Do Your Part, Know Your Heart: Heart Failure Awareness Week, Feb. 11 – 17

Many Americans can significantly reduce their risk of heart failure if they have the information they need, know the questions to ask their health providers, and receive the support to make heart-smart changes in their lives.

One of America’s Silent Epidemics

The good news is more people are surviving heart attacks. The challenge this creates is the nearly 6.5 million Americans who are living with weakened hearts and experiencing heart failure, the only major cardiovascular disease on the rise, according to the Heart Failure Society of America.

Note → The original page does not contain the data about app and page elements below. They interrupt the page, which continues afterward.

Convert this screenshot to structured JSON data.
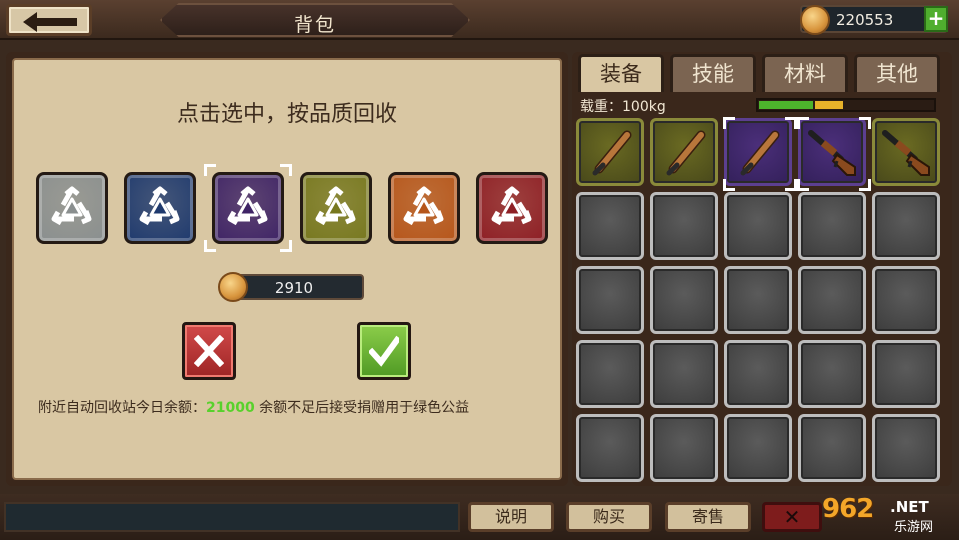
{
  "header": {
    "title": "背包",
    "coins": "220553",
    "back_icon": "arrow-left-icon",
    "add_icon": "plus-icon"
  },
  "recycle": {
    "instruction": "点击选中，按品质回收",
    "qualities": [
      {
        "name": "gray",
        "color": "#8a8f8f"
      },
      {
        "name": "blue",
        "color": "#1f3a6e"
      },
      {
        "name": "purple",
        "color": "#3f2466",
        "selected": true
      },
      {
        "name": "olive",
        "color": "#77781f"
      },
      {
        "name": "orange",
        "color": "#b6561b"
      },
      {
        "name": "red",
        "color": "#8e1f25"
      }
    ],
    "price": "2910",
    "note_prefix": "附近自动回收站今日余额：",
    "note_amount": "21000",
    "note_suffix": " 余额不足后接受捐赠用于绿色公益"
  },
  "inventory": {
    "tabs": [
      "装备",
      "技能",
      "材料",
      "其他"
    ],
    "active_tab": 0,
    "weight_label": "载重：100kg",
    "weight_fill": [
      {
        "color": "#4db32c",
        "fraction": 0.32
      },
      {
        "color": "#e8b22a",
        "fraction": 0.17
      }
    ],
    "items": [
      {
        "icon": "baseball-bat-icon",
        "rarity": "olive"
      },
      {
        "icon": "baseball-bat-icon",
        "rarity": "olive"
      },
      {
        "icon": "baseball-bat-icon",
        "rarity": "purple",
        "selected": true
      },
      {
        "icon": "shotgun-icon",
        "rarity": "purple",
        "selected": true
      },
      {
        "icon": "shotgun-icon",
        "rarity": "olive"
      }
    ],
    "empty_slots": 20
  },
  "footer": {
    "buttons": [
      "说明",
      "购买",
      "寄售"
    ],
    "close_label": "✕",
    "watermark_logo": "962",
    "watermark_net": ".NET",
    "watermark_cn": "乐游网"
  }
}
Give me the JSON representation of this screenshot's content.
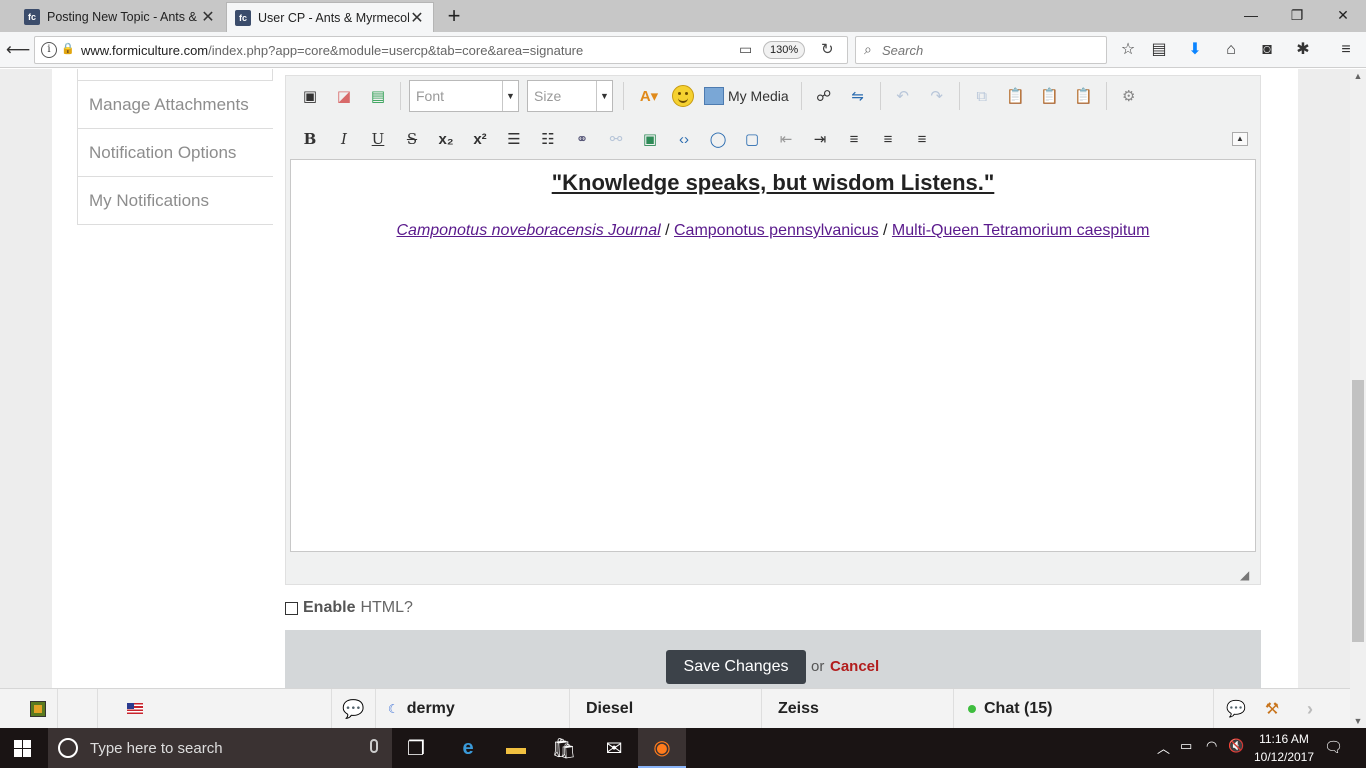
{
  "browser": {
    "tabs": [
      {
        "title": "Posting New Topic - Ants & Myrmecology",
        "favicon": "fc"
      },
      {
        "title": "User CP - Ants & Myrmecology",
        "favicon": "fc"
      }
    ],
    "url_host": "www.formiculture.com",
    "url_path": "/index.php?app=core&module=usercp&tab=core&area=signature",
    "zoom": "130%",
    "search_placeholder": "Search"
  },
  "sidebar": {
    "items": [
      {
        "label": "Manage Attachments"
      },
      {
        "label": "Notification Options"
      },
      {
        "label": "My Notifications"
      }
    ]
  },
  "editor": {
    "font_placeholder": "Font",
    "size_placeholder": "Size",
    "my_media_label": "My Media",
    "bold_glyph": "B",
    "italic_glyph": "I",
    "underline_glyph": "U",
    "strike_glyph": "S",
    "content": {
      "quote": "\"Knowledge speaks, but wisdom Listens.\"",
      "links": [
        {
          "text": "Camponotus noveboracensis Journal"
        },
        {
          "text": "Camponotus pennsylvanicus"
        },
        {
          "text": " Multi-Queen Tetramorium caespitum"
        }
      ],
      "separator": "/"
    }
  },
  "form": {
    "enable_label": "Enable",
    "html_label": "HTML?",
    "save_label": "Save Changes",
    "or_label": "or",
    "cancel_label": "Cancel"
  },
  "chatbar": {
    "users": [
      "dermy",
      "Diesel",
      "Zeiss"
    ],
    "chat_label": "Chat (15)"
  },
  "taskbar": {
    "search_placeholder": "Type here to search",
    "time": "11:16 AM",
    "date": "10/12/2017"
  }
}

Currently there is no known cure for heart failure, however, recent scientific advances in treatment offer patients a more normal life expectancy.

The Advanced Heart Disease Team at University of Arizona Sarver Heart Center are building a biorepository to study unique patient characteristics of this hard-to-treat condition and pursuing clinical research to improve patient care. While a heart transplant may be the “gold standard” for heart failure, few people benefit from this option in large part because the supply of donor organs doesn’t match the need. That’s why the growth of heart failure and transplantation cardiology combined with cardiothoracic surgery has been such a priority at UA Sarver Heart Center.

Visit our Advanced Heart Disease webpage to learn more.

Read Dr. Jennifer Lynn Cook's Healthy Dose blog, "Mechanical Devices as Small as Cell Phones Buy Quality Time for Patients with Advanced Heart Disease."

Read the story of Deborah Martinez, a patient with advanced heart disease who is managing her condition with a small, implanted pressure sensor, "Small, Implantable Device Gives Heart Failure Patient Lifesaving Data."